Do you see the problem in the above photos? Let me lay it out for you: after descending a rather steep hill, riders than had to make a fairly tight turn into what you see above--a route that is under construction and FULL of bike hazards. If you look carefully at the paved area, you will see metal plating all along the right side of the paved road. Because cyclists obviously couldn't ride on that, they simply divided the rest of the paved area into two, expecting riders that are both coming AND going to squeeze into that very narrow area. Because this is simply ridiculous, riders had to get off their bikes and walk them. Fine, except it caused a bottleneck with the riders who were coming up behind them at speed because no one was warning them of what was ahead.
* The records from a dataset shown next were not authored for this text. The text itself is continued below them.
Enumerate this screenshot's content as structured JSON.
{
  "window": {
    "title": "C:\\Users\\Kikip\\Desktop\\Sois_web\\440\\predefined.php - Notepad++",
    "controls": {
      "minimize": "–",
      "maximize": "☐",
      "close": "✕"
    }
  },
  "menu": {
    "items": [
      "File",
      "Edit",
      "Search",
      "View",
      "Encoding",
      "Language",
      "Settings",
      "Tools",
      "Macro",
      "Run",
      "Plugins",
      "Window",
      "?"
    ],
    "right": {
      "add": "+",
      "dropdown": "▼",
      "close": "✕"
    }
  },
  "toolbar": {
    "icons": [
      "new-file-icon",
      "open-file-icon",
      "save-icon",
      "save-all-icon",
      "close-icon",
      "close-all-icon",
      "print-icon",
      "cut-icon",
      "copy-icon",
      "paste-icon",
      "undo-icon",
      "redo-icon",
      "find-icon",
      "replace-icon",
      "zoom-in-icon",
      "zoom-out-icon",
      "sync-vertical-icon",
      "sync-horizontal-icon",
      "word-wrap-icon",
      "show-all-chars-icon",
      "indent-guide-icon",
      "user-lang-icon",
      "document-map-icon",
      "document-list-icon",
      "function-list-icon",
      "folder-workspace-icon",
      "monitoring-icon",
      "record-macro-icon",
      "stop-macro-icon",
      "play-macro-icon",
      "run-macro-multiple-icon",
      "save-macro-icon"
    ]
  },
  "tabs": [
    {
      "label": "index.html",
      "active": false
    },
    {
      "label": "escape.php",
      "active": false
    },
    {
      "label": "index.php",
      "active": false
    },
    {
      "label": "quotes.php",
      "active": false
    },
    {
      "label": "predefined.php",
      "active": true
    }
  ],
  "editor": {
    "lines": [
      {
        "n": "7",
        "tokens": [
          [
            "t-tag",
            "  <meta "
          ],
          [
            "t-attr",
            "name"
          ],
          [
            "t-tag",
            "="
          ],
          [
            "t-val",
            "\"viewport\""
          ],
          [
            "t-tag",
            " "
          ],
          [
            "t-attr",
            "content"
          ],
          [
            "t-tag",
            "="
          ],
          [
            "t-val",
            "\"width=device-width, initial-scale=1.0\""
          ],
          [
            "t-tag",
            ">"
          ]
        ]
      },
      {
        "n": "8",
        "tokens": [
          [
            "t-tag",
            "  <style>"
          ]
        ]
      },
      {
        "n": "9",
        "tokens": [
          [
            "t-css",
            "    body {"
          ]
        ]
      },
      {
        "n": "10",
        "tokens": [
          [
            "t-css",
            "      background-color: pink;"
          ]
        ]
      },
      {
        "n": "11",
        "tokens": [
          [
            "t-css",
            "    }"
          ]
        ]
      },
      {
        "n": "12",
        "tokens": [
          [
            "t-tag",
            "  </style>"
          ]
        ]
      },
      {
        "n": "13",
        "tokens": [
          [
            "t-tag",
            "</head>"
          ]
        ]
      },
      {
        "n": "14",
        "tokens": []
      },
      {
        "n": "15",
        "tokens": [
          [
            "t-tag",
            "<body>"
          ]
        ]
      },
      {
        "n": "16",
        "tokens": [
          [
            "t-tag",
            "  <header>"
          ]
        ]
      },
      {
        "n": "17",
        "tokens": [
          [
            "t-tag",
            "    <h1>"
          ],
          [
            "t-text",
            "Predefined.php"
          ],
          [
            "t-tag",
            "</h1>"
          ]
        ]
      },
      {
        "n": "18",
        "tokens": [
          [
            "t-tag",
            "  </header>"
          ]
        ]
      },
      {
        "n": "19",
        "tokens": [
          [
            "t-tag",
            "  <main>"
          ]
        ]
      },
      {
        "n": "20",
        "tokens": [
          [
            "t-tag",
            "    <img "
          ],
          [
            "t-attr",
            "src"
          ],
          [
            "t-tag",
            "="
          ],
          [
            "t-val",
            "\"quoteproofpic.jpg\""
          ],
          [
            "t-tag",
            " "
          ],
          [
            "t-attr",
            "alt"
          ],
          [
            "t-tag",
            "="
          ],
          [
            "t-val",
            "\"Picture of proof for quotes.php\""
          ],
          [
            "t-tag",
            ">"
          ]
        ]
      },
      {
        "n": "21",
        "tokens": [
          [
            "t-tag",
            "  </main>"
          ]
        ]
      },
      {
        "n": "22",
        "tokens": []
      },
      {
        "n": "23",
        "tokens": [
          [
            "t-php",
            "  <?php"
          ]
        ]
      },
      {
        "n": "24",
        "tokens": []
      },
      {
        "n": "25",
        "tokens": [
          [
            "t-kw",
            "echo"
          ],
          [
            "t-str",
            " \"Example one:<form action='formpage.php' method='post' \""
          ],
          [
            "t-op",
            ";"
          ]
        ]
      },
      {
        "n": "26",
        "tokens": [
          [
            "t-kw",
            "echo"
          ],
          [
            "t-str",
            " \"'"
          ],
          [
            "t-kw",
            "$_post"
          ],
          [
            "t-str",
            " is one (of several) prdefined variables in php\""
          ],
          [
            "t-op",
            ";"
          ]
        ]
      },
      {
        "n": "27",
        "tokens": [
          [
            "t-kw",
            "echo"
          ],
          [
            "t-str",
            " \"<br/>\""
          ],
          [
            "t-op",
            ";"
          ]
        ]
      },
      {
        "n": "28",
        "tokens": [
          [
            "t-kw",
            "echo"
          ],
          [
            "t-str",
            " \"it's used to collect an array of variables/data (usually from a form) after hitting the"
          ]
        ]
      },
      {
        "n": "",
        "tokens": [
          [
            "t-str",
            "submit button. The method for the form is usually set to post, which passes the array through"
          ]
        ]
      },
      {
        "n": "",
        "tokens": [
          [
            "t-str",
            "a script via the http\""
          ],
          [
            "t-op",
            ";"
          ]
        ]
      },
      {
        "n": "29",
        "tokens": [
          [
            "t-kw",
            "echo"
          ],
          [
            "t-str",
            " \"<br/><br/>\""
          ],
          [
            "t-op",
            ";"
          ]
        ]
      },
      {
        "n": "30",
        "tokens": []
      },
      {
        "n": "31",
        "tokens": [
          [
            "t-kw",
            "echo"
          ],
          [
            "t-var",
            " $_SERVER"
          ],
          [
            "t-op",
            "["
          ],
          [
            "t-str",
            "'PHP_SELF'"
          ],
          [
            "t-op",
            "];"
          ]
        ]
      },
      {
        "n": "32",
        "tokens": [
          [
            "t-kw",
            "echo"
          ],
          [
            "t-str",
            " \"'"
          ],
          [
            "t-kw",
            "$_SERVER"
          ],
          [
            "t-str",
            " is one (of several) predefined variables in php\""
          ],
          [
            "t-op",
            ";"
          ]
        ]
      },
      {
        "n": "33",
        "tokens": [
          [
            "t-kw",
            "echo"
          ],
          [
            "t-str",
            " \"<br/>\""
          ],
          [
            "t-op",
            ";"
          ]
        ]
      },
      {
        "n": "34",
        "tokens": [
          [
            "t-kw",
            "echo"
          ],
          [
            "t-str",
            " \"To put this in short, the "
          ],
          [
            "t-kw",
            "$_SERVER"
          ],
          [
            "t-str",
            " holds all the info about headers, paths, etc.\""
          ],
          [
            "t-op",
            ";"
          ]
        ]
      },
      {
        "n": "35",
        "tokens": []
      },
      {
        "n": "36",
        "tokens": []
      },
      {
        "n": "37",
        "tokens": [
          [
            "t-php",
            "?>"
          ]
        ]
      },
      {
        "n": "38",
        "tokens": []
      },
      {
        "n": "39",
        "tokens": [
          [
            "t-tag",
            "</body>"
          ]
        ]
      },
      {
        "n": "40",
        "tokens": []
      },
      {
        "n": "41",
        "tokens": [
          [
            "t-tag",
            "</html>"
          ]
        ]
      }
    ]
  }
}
Those riders who chose to stay on the paved area and ride risked colliding with riders heading in the other direction.
Of course, the worst happened. Two riders had a really nasty head-on collision and that part of the route was temporarily shut down.
That was unacceptable. Of course last-minute construction happens and things on the route can't always be predicted. However, this is why you do a dry-run of the route before the actual ride. Whomever did this (IF they did this) should have seen what a danger this section was. Any simpleton could have seen that collision happening. This sector should have been removed as soon as it became apparent that it was too dangerous to attempt to ride. If they couldn't see that it was too dangerous? Well, I don't even really know what to think because IS VERY VERY OBVIOUS.
|Face of a very annoyed rider.|
Once past that section, the rest was pretty much smooth sailing. Mir (finally) woke up and called me and told me she would meet me at the Air Force Memorial and ride the rest of the way. I met up with her and we had a good time riding back to the finish line together.
|If you squint and look at the rider in the top left, you can see a Tales from the Sharrows button!|
|Top of the Air Force Memorial|
|Bottom of the Air Force Memorial (its really tall)|
|T-shirts ( I wish they would offer more colors. I'm sick of dark blue)|
|Back of the t-shirts. The design on the back changes every year.|
I really hope that the organizers of BikeDC (which is NOT WABA--WABA is just a beneficiary. I heard they took a lot of heat over the ride, oops) step up their game next year. They generally do a really really good job, and the volunteers are awesome. Unfortunately there were some pretty glaring problems that marred the experience a bit. Next year: provide an Expo or do a better job of organizing check-in/registration and be a bit more safe with route design. Overall though, it was a fun morning and I can't wait for next year!
Bike to Work Day also happened, and I had a blast. Since I don't normally work until 1:30 in the afternoon, I had the chance to check out a few pitstops & Friday Coffee Club. I was even able to work the afternoon pitstop in Columbia Heights as an MPD representative.
|Adams Morgan pitstop. Awesome volunteers and coffee from Tryst.|
|Hey! It's BicycleBug and his TFTS button!|
|WABA reppin' at the Bike FROM work pitstop.|
|Packing up for the day. Where's the brakes on that thing?|
Bike to Work day was fun. I saw a ton of riders out. They should do it every week.
Last week my birthday. It was a really busy week for me, so no birthday fun rides for me. Most of my riding was done at work. I still managed to sneak in one ride to the Pre-Tour de Fat fundraiser at The Pug. They were raffling off a New Belgium cruiser! I was really hoping to win it, but I didn't. I did walk away with a sweet New Belgium bike bell though. It's probably a good thing I didn't win it because The Boy would divorce me and we're not even married yet.
|My watch knew what time it was. Cake time!|
|I love this "cop car" outside of Sticky Rice on H St. NE|
No. No it is not. Not at all. First of all, did you know that rollerblading uses muscles in your feet & ankles that I didn't even know existed? It does. I think I got about .5 mile before I gave up, and I wanted to throw them in the river.
Practice makes perfect, right? Maybe I'll just stick to biking.